*Directions for this task*. Nothing but the line with "Convert this screenshot" and the lines after it, through the end of the records below, is to be repeated, exactly as it is.

[Dataset entries]
______

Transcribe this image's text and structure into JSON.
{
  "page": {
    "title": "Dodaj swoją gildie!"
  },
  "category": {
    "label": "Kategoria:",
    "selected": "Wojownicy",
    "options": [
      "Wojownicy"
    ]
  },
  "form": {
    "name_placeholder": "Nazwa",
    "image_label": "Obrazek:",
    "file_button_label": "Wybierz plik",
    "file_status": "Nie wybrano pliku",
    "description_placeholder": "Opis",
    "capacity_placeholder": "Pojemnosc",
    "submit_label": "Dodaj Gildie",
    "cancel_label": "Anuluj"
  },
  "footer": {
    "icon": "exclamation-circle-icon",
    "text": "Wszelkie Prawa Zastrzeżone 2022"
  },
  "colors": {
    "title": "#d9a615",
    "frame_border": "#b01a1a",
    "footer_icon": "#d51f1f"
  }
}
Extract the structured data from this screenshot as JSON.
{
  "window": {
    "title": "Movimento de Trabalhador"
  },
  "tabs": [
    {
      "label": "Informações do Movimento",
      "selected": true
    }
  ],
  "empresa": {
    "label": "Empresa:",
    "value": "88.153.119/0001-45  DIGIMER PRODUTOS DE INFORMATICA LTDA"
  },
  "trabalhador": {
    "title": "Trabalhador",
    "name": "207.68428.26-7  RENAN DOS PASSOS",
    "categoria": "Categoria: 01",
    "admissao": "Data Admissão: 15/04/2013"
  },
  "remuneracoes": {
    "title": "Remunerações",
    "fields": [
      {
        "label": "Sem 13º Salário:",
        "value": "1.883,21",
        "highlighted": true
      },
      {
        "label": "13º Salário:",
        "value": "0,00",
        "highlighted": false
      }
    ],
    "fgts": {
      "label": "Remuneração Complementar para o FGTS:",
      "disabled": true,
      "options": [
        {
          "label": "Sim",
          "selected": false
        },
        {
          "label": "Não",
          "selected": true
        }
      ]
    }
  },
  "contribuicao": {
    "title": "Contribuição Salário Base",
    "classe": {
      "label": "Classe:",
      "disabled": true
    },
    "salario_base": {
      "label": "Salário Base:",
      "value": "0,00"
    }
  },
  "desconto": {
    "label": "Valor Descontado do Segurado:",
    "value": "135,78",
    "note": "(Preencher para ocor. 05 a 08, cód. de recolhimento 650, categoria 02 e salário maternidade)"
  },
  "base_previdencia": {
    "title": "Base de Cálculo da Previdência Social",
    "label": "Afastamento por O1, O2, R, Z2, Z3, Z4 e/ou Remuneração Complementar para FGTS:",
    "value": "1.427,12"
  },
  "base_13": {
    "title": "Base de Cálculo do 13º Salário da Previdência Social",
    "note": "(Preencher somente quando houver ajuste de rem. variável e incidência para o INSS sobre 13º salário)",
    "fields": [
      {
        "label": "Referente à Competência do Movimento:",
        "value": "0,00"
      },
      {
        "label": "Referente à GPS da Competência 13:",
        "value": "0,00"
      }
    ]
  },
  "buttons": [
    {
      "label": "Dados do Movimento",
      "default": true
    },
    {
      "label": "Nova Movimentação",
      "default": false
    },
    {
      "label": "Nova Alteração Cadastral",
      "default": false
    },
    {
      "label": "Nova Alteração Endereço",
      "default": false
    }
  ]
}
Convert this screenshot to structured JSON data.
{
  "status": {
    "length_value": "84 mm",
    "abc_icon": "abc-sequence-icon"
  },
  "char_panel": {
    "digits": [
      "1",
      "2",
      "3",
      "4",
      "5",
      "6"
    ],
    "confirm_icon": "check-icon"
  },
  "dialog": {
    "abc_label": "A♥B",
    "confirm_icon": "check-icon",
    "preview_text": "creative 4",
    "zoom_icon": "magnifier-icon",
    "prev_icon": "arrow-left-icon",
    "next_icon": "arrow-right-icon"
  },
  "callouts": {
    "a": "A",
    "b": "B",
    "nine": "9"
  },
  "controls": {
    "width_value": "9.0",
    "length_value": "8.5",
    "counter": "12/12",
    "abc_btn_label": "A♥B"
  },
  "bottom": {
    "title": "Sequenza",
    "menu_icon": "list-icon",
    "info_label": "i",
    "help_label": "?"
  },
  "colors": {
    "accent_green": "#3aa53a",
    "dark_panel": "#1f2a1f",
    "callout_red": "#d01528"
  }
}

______

*Finished task*.
Convert this screenshot to structured JSON data.
{
  "status": {
    "length_value": "84 mm",
    "abc_icon": "abc-sequence-icon"
  },
  "char_panel": {
    "digits": [
      "1",
      "2",
      "3",
      "4",
      "5",
      "6"
    ],
    "confirm_icon": "check-icon"
  },
  "dialog": {
    "abc_label": "A♥B",
    "confirm_icon": "check-icon",
    "preview_text": "creative 4",
    "zoom_icon": "magnifier-icon",
    "prev_icon": "arrow-left-icon",
    "next_icon": "arrow-right-icon"
  },
  "callouts": {
    "a": "A",
    "b": "B",
    "nine": "9"
  },
  "controls": {
    "width_value": "9.0",
    "length_value": "8.5",
    "counter": "12/12",
    "abc_btn_label": "A♥B"
  },
  "bottom": {
    "title": "Sequenza",
    "menu_icon": "list-icon",
    "info_label": "i",
    "help_label": "?"
  },
  "colors": {
    "accent_green": "#3aa53a",
    "dark_panel": "#1f2a1f",
    "callout_red": "#d01528"
  }
}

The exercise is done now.